On 12/2/2010 9:45 PM, Dr. Gerald N. Johnson wrote:
> In the 425, K7 and the fried resistor are a soft start circuit
> that slows the turn on capacitor charging current surge and on the
> TenTec schematic it's called the surge relay. K7 is energized from 28
> volts DC through a series resistor and a big shunt electrolytic to make
> it close after a few seconds.
The Titan 425 has two power supplies -- one that supplies 28VDC to run
the logic and control circuits, and the 2.7kV supply for the output
stage. The dial lights run from the 28VDC supply, so if they are
dimming, it tells you there is a problem with the 28V supply. As Ron
and Jerry have suggested, that soft start circuit (which is on the 240V
side of the power transformer) is the main component that is common to
On the other hand, I wouldn't rule out one or more bad filter capacitors
-- one in the 28V supply and one or more in the 2.8kV supply. They are
easy to test and easy to replace, but you do need to find exact
replacements so that they fit. Luckily, they are available from good
industrial electronics houses like Allied (where I last bought them).
To test them, find a good analog VOM (Simpson 260 or equivalent,
something that has a meter with a pointer and good Ohms scales). Let the
amp sit with the power off for 30 minutes or so, then connect the meter
probes to each capacitor, one at a time, watching how strongly the meter
moves as you reverse the probes. A lot of movement means a good cap. Run
through the string of eight caps, looking for one or more with weak
movement. That will be the bad cap. It is NOT necessary to replace all
the caps unless you feel rich. It is common for one or two caps to be
bad after they have been sitting for a few years without voltage applied
to them. The symptoms will be HV that drops more than it should when
you transmit, and hum on the transmitted signal.

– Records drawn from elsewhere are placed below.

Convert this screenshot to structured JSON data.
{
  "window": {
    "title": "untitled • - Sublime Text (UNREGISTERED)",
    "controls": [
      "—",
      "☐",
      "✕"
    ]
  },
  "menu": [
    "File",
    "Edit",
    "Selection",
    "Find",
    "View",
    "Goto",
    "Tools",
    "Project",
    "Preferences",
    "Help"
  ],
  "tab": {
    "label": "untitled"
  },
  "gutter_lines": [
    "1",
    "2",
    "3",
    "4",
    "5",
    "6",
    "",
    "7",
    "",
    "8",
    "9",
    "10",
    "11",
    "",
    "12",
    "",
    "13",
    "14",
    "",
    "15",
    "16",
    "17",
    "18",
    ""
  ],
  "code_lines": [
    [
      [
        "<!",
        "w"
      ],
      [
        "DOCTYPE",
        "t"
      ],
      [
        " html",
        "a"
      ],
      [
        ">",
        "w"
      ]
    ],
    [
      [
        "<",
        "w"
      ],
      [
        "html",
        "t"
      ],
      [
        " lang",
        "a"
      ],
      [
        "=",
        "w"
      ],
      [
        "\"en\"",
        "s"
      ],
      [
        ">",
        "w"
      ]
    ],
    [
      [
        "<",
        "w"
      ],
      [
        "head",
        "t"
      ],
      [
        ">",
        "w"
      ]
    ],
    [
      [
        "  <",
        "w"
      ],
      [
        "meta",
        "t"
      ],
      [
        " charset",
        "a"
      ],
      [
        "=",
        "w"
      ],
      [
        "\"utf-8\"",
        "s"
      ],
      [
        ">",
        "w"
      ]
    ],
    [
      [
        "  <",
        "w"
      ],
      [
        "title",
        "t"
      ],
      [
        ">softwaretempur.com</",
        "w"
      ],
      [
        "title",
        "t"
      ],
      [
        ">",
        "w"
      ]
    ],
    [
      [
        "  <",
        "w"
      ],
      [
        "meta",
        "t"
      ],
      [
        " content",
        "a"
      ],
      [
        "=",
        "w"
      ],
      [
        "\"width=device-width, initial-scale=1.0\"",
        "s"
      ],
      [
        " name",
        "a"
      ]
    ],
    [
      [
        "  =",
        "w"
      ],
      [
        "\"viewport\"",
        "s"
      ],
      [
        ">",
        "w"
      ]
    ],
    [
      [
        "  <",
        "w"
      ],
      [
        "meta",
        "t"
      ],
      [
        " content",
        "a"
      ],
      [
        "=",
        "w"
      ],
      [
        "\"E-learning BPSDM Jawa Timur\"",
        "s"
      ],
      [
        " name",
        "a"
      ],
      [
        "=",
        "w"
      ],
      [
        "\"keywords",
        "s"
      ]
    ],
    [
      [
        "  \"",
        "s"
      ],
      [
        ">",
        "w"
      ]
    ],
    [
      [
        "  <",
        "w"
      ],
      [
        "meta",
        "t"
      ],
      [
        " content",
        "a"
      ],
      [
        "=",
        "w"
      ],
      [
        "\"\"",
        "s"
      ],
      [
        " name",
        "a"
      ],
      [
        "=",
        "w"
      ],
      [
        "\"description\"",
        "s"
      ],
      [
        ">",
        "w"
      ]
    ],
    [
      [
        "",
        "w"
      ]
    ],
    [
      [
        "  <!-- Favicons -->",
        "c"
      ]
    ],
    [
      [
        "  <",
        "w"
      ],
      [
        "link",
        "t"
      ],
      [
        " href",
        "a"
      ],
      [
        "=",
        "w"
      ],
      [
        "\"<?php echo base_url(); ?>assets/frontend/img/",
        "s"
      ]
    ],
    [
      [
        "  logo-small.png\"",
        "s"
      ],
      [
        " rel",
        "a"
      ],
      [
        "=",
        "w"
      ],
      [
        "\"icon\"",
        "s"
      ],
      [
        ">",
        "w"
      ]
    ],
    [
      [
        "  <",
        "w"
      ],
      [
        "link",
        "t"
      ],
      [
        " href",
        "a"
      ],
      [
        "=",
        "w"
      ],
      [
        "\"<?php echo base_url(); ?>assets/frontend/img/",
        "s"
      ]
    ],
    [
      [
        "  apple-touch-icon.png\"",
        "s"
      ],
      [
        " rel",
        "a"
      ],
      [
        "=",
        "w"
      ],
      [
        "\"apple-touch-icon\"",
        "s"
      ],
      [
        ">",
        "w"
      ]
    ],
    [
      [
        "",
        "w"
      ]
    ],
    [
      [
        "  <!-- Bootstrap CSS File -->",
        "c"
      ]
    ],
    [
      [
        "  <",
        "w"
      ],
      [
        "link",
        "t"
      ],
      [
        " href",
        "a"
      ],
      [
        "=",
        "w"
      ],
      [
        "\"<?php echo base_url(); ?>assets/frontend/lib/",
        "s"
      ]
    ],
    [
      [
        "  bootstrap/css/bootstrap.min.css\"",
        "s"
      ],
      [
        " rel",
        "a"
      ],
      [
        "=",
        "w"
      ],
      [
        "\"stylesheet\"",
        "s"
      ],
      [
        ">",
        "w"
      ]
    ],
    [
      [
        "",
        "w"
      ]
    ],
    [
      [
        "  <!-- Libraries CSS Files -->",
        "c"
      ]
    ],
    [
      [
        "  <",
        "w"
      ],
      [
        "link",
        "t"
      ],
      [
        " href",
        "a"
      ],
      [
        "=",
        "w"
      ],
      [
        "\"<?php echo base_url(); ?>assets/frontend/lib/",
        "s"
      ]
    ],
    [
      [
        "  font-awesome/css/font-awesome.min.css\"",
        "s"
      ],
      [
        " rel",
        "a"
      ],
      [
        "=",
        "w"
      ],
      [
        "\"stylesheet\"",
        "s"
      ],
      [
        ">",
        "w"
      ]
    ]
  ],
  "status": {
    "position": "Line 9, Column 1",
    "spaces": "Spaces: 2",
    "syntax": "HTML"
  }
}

There is a set of Titan 425 schematics on my website that are a bit
easier to follow than the ones printed in the manual.
73, Jim K9YC
TenTec mailing list